EXERCISE BRIEF: Your task is to copy every line of the entries that holds the word "description".
§
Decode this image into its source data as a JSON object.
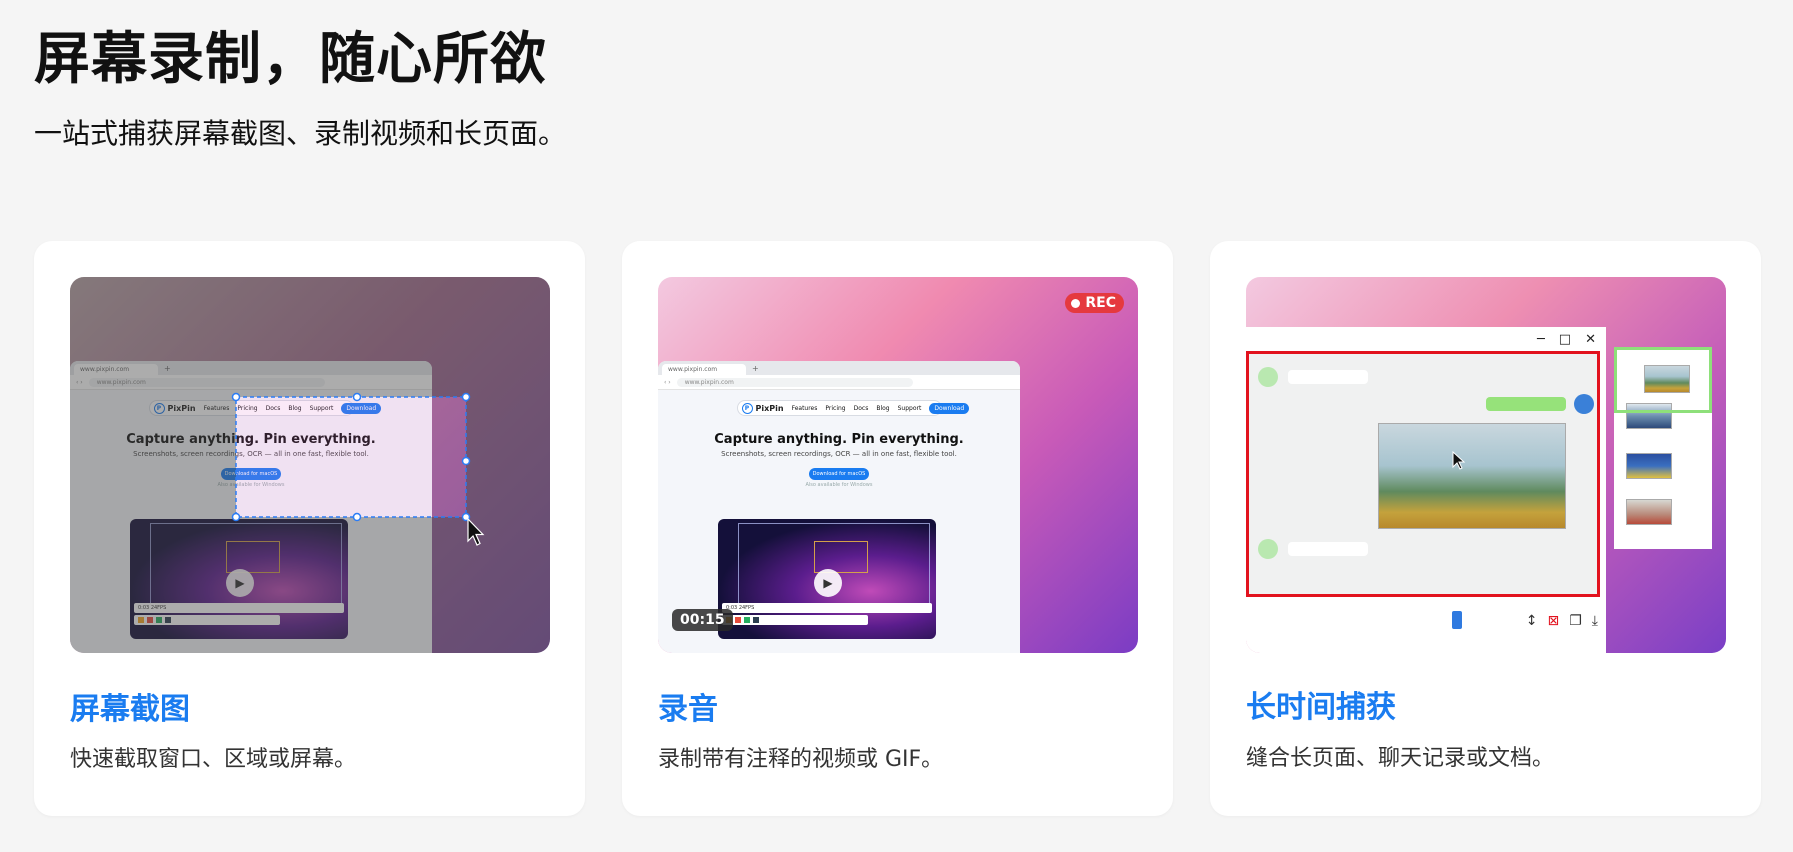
{
  "hero": {
    "title": "屏幕录制，随心所欲",
    "subtitle": "一站式捕获屏幕截图、录制视频和长页面。"
  },
  "cards": [
    {
      "title": "屏幕截图",
      "description": "快速截取窗口、区域或屏幕。"
    },
    {
      "title": "录音",
      "description": "录制带有注释的视频或 GIF。"
    },
    {
      "title": "长时间捕获",
      "description": "缝合长页面、聊天记录或文档。"
    }
  ],
  "mockup": {
    "url": "www.pixpin.com",
    "brand": "PixPin",
    "nav": [
      "Features",
      "Pricing",
      "Docs",
      "Blog",
      "Support"
    ],
    "nav_cta": "Download",
    "headline": "Capture anything. Pin everything.",
    "tagline": "Screenshots, screen recordings, OCR — all in one fast, flexible tool.",
    "cta": "Download for macOS",
    "note": "Also available for Windows",
    "video_toolbar": "0:03 24FPS"
  },
  "recording": {
    "badge": "REC",
    "timer": "00:15"
  },
  "long_capture": {
    "window_controls": [
      "─",
      "□",
      "✕"
    ]
  },
  "colors": {
    "accent": "#1a7cf0",
    "rec": "#e5393f",
    "capture_frame": "#e2121e",
    "highlight": "#8ee07a"
  },
  "icons": [
    "cursor-icon",
    "play-icon",
    "rec-dot-icon",
    "minimize-icon",
    "maximize-icon",
    "close-icon",
    "resize-vertical-icon",
    "delete-icon",
    "copy-icon",
    "download-icon"
  ]
}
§
TASK RESULT:
      "description": "快速截取窗口、区域或屏幕。"
      "description": "录制带有注释的视频或 GIF。"
      "description": "缝合长页面、聊天记录或文档。"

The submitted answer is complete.